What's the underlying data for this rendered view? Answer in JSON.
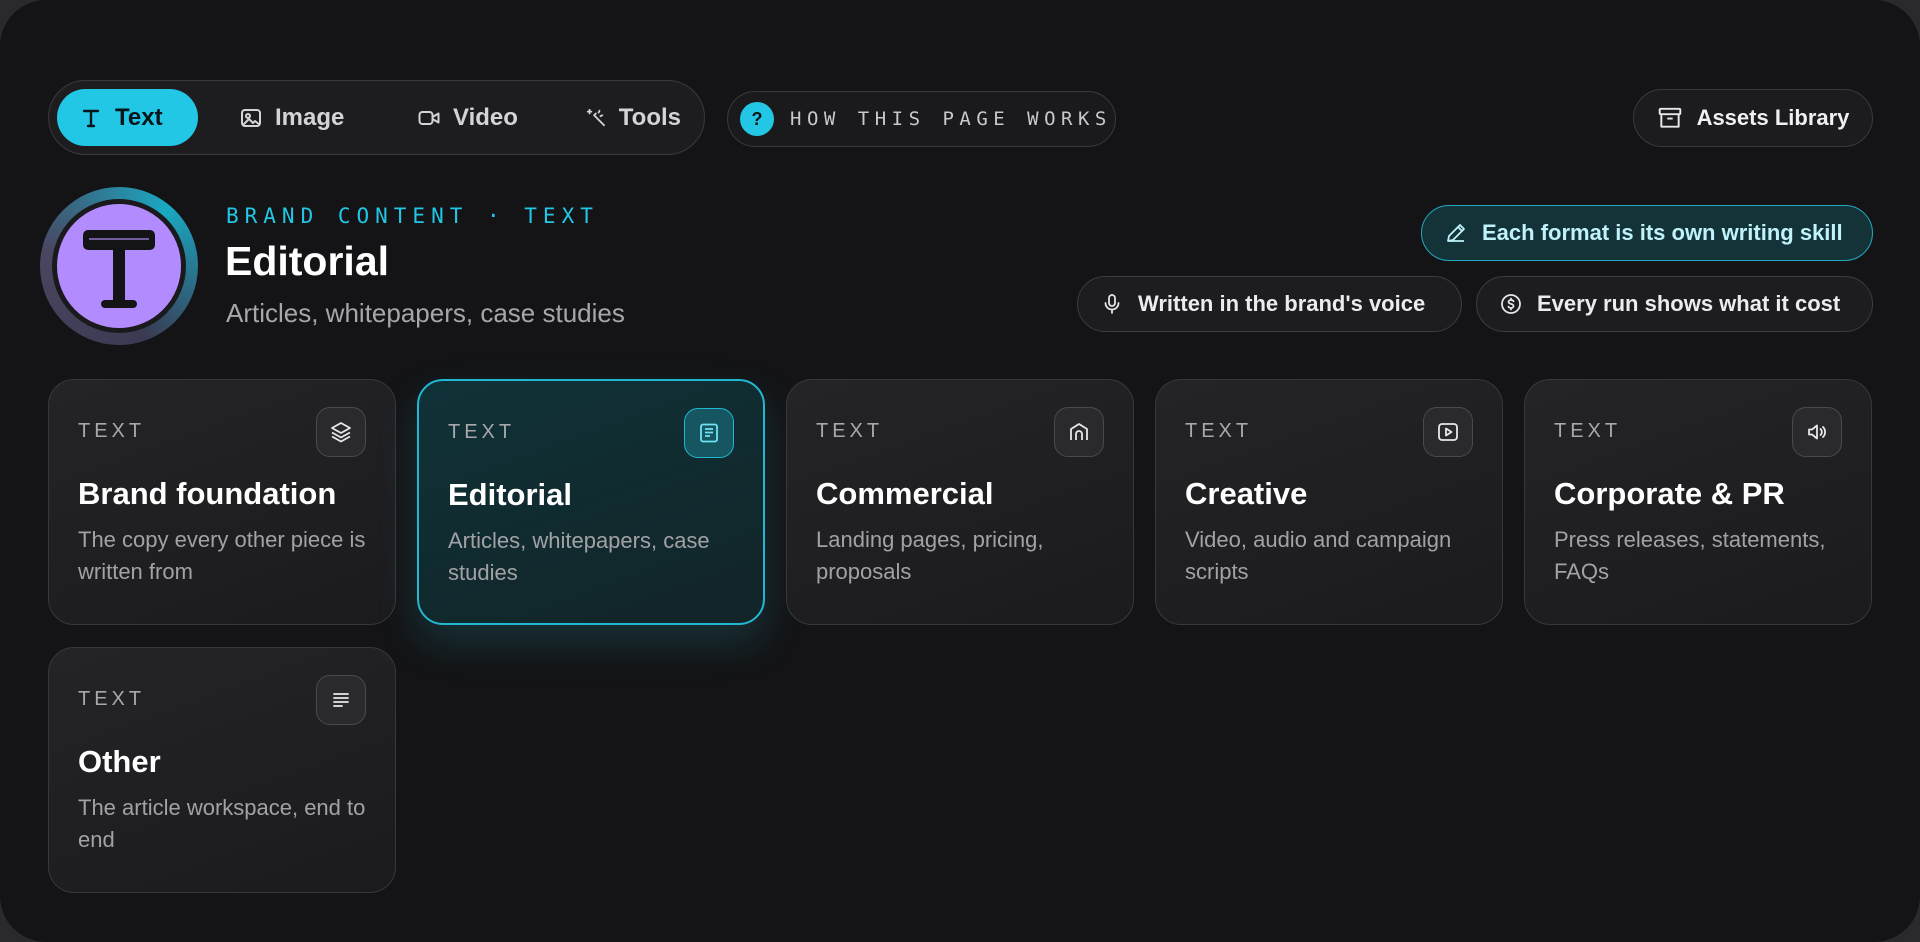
{
  "nav": {
    "tabs": [
      {
        "label": "Text",
        "icon": "text-icon",
        "active": true
      },
      {
        "label": "Image",
        "icon": "image-icon",
        "active": false
      },
      {
        "label": "Video",
        "icon": "video-icon",
        "active": false
      },
      {
        "label": "Tools",
        "icon": "tools-icon",
        "active": false
      }
    ],
    "help_icon": "?",
    "help_label": "HOW THIS PAGE WORKS",
    "assets_label": "Assets Library"
  },
  "header": {
    "eyebrow": "BRAND CONTENT · TEXT",
    "title": "Editorial",
    "subtitle": "Articles, whitepapers, case studies",
    "pills": [
      {
        "label": "Each format is its own writing skill",
        "icon": "pen-icon"
      },
      {
        "label": "Written in the brand's voice",
        "icon": "microphone-icon"
      },
      {
        "label": "Every run shows what it cost",
        "icon": "dollar-coin-icon"
      }
    ]
  },
  "cards": [
    {
      "kind": "TEXT",
      "title": "Brand foundation",
      "desc": "The copy every other piece is written from",
      "icon": "layers-icon",
      "selected": false
    },
    {
      "kind": "TEXT",
      "title": "Editorial",
      "desc": "Articles, whitepapers, case studies",
      "icon": "newspaper-icon",
      "selected": true
    },
    {
      "kind": "TEXT",
      "title": "Commercial",
      "desc": "Landing pages, pricing, proposals",
      "icon": "storefront-icon",
      "selected": false
    },
    {
      "kind": "TEXT",
      "title": "Creative",
      "desc": "Video, audio and campaign scripts",
      "icon": "play-icon",
      "selected": false
    },
    {
      "kind": "TEXT",
      "title": "Corporate & PR",
      "desc": "Press releases, statements, FAQs",
      "icon": "megaphone-icon",
      "selected": false
    },
    {
      "kind": "TEXT",
      "title": "Other",
      "desc": "The article workspace, end to end",
      "icon": "text-lines-icon",
      "selected": false
    }
  ],
  "colors": {
    "accent": "#22c7e5",
    "background": "#141416",
    "avatar": "#b28cff"
  }
}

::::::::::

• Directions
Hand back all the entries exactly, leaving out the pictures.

• Final answer
What's the underlying data for this rendered view? Answer in JSON.
{
  "nav": {
    "tabs": [
      {
        "label": "Text",
        "icon": "text-icon",
        "active": true
      },
      {
        "label": "Image",
        "icon": "image-icon",
        "active": false
      },
      {
        "label": "Video",
        "icon": "video-icon",
        "active": false
      },
      {
        "label": "Tools",
        "icon": "tools-icon",
        "active": false
      }
    ],
    "help_icon": "?",
    "help_label": "HOW THIS PAGE WORKS",
    "assets_label": "Assets Library"
  },
  "header": {
    "eyebrow": "BRAND CONTENT · TEXT",
    "title": "Editorial",
    "subtitle": "Articles, whitepapers, case studies",
    "pills": [
      {
        "label": "Each format is its own writing skill",
        "icon": "pen-icon"
      },
      {
        "label": "Written in the brand's voice",
        "icon": "microphone-icon"
      },
      {
        "label": "Every run shows what it cost",
        "icon": "dollar-coin-icon"
      }
    ]
  },
  "cards": [
    {
      "kind": "TEXT",
      "title": "Brand foundation",
      "desc": "The copy every other piece is written from",
      "icon": "layers-icon",
      "selected": false
    },
    {
      "kind": "TEXT",
      "title": "Editorial",
      "desc": "Articles, whitepapers, case studies",
      "icon": "newspaper-icon",
      "selected": true
    },
    {
      "kind": "TEXT",
      "title": "Commercial",
      "desc": "Landing pages, pricing, proposals",
      "icon": "storefront-icon",
      "selected": false
    },
    {
      "kind": "TEXT",
      "title": "Creative",
      "desc": "Video, audio and campaign scripts",
      "icon": "play-icon",
      "selected": false
    },
    {
      "kind": "TEXT",
      "title": "Corporate & PR",
      "desc": "Press releases, statements, FAQs",
      "icon": "megaphone-icon",
      "selected": false
    },
    {
      "kind": "TEXT",
      "title": "Other",
      "desc": "The article workspace, end to end",
      "icon": "text-lines-icon",
      "selected": false
    }
  ],
  "colors": {
    "accent": "#22c7e5",
    "background": "#141416",
    "avatar": "#b28cff"
  }
}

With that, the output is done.